> _Work request_
The answer is a single figure: how many lines below contain the word "Lightroom".

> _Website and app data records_
============================================================
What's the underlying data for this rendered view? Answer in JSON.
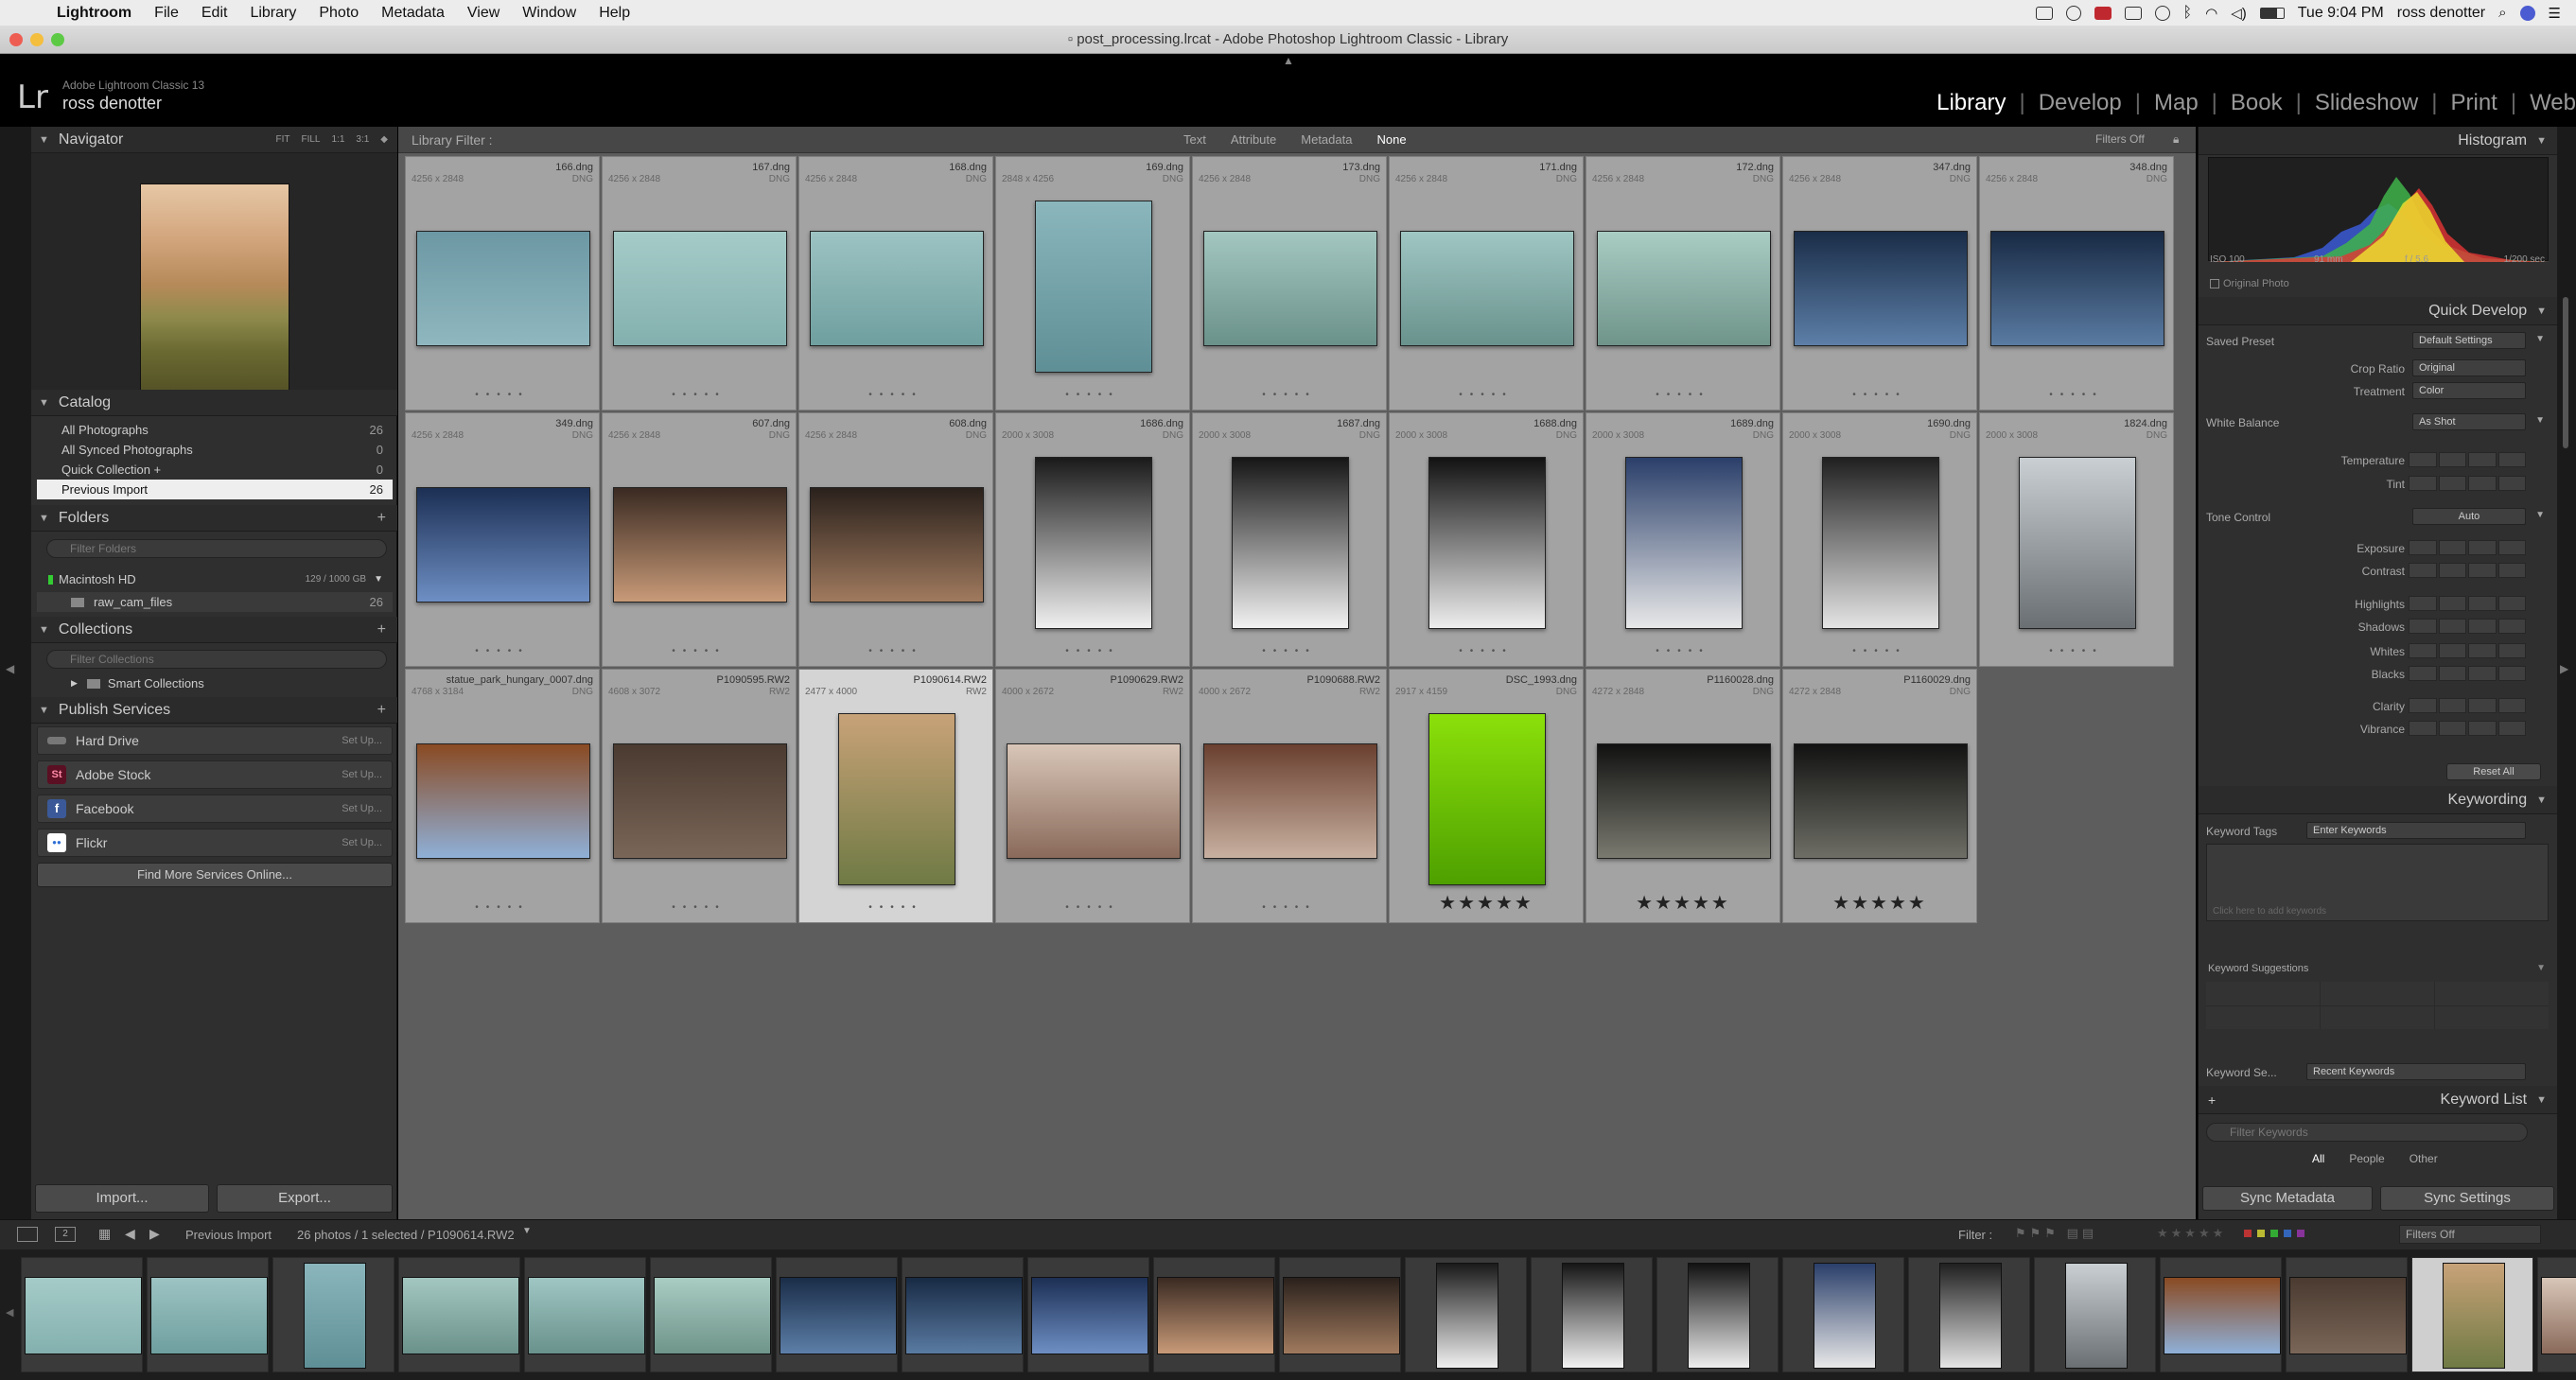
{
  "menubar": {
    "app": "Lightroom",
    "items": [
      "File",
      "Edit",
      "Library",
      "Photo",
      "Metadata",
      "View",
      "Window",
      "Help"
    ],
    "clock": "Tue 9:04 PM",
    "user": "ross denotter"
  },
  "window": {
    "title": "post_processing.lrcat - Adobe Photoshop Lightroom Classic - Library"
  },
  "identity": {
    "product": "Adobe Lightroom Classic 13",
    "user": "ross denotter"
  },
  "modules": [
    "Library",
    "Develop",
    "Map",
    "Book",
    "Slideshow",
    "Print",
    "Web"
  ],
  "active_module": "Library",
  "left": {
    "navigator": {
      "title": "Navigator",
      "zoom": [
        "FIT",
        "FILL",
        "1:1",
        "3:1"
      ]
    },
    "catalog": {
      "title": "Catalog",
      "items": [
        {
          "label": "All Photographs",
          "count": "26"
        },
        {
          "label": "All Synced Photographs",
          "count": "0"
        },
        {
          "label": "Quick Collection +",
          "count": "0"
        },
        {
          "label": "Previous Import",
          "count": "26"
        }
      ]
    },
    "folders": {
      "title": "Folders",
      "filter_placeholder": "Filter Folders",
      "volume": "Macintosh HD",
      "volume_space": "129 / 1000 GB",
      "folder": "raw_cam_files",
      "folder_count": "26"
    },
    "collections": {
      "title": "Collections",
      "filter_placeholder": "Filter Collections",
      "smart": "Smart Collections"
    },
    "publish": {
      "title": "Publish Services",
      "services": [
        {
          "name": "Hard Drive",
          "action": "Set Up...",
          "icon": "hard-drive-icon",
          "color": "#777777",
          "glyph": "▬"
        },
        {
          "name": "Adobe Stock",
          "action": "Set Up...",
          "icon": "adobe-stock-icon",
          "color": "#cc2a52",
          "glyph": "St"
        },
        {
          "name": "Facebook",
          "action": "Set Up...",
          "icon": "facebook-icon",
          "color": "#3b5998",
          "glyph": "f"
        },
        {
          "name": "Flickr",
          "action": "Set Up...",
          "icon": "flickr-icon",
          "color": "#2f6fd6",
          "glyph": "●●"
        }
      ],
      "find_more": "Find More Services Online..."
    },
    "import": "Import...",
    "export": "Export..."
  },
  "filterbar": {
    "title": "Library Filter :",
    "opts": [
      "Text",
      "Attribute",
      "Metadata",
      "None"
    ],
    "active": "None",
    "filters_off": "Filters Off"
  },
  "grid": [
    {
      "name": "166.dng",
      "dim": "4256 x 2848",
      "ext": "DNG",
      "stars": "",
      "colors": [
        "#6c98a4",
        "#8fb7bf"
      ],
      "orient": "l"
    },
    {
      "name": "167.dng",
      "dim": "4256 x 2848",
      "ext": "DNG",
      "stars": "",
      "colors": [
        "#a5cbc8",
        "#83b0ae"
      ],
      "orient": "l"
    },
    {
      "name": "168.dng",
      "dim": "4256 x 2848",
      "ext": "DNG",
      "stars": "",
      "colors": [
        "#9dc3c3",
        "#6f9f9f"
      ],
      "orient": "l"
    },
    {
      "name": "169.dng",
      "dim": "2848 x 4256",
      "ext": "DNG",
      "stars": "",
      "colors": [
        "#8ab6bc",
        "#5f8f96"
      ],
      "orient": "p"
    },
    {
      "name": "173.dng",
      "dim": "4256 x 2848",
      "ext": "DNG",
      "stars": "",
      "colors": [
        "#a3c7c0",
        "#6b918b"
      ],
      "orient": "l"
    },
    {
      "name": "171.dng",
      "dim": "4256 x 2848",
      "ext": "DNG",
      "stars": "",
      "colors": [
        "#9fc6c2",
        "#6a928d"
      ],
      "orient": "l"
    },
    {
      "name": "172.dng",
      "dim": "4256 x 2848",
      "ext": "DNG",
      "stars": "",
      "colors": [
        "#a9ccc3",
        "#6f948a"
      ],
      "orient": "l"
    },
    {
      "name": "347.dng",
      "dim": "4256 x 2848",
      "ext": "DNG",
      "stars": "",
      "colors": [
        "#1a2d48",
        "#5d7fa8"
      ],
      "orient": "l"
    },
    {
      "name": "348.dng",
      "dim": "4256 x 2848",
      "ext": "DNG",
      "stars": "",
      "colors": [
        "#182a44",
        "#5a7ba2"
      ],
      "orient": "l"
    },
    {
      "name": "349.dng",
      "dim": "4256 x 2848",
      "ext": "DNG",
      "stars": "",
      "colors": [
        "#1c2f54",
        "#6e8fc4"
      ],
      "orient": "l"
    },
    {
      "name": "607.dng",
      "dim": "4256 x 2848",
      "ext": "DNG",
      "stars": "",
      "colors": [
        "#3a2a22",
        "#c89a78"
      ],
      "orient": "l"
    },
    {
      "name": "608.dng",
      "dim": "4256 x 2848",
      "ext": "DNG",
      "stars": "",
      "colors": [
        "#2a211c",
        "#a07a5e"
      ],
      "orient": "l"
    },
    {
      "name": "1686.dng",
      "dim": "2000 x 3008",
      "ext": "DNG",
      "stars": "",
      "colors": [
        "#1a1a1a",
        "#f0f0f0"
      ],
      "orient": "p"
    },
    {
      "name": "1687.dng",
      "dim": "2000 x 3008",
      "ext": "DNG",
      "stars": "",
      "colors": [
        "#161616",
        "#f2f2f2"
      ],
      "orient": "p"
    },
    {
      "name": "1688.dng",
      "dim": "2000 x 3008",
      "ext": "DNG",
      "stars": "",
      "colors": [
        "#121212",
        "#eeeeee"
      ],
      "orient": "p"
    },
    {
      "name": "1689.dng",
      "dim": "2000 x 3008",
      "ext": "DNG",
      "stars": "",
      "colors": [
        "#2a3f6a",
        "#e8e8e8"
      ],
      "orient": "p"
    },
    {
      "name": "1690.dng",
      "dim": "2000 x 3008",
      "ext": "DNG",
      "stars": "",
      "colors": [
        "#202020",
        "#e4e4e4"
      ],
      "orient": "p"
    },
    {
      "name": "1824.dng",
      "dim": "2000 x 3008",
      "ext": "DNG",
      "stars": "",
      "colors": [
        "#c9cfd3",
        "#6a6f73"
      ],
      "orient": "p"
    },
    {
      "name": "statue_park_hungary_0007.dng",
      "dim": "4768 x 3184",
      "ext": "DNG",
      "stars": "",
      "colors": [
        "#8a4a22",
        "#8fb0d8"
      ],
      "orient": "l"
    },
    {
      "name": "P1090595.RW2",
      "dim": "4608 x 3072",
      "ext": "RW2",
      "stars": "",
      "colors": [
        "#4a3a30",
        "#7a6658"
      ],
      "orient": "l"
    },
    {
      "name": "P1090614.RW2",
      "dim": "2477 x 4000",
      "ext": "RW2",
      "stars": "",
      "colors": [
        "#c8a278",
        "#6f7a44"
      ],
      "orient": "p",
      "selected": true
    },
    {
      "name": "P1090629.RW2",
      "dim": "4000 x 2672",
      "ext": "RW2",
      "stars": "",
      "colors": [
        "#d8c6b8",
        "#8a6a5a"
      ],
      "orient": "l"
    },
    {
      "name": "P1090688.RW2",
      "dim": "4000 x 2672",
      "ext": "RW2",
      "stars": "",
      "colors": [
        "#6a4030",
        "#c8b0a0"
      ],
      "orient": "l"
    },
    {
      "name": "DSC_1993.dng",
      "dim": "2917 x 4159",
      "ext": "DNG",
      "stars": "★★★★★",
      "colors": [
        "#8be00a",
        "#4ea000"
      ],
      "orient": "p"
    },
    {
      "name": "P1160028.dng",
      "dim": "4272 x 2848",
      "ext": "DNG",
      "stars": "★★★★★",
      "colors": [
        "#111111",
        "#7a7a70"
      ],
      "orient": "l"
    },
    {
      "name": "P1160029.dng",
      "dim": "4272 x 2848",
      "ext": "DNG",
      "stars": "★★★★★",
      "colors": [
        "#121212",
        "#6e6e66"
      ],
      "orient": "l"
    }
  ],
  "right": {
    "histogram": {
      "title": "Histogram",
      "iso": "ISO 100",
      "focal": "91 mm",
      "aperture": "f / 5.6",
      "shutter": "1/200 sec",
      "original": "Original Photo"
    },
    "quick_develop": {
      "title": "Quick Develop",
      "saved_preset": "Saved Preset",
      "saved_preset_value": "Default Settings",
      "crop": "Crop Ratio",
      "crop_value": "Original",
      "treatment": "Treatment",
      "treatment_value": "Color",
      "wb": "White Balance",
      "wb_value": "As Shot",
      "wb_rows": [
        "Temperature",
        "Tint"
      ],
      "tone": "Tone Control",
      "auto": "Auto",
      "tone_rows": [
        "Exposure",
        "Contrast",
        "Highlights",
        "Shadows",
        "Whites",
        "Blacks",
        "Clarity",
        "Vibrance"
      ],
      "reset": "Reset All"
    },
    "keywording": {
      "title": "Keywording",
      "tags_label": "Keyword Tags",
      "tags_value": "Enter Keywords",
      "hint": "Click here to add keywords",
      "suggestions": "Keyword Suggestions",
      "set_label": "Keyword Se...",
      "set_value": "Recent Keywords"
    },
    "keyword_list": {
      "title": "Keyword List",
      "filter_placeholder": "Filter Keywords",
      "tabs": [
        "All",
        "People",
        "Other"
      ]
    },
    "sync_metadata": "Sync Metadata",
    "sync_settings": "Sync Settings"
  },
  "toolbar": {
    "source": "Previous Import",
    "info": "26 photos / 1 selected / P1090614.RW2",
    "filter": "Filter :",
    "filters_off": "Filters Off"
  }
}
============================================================
> _Exercise answer_
3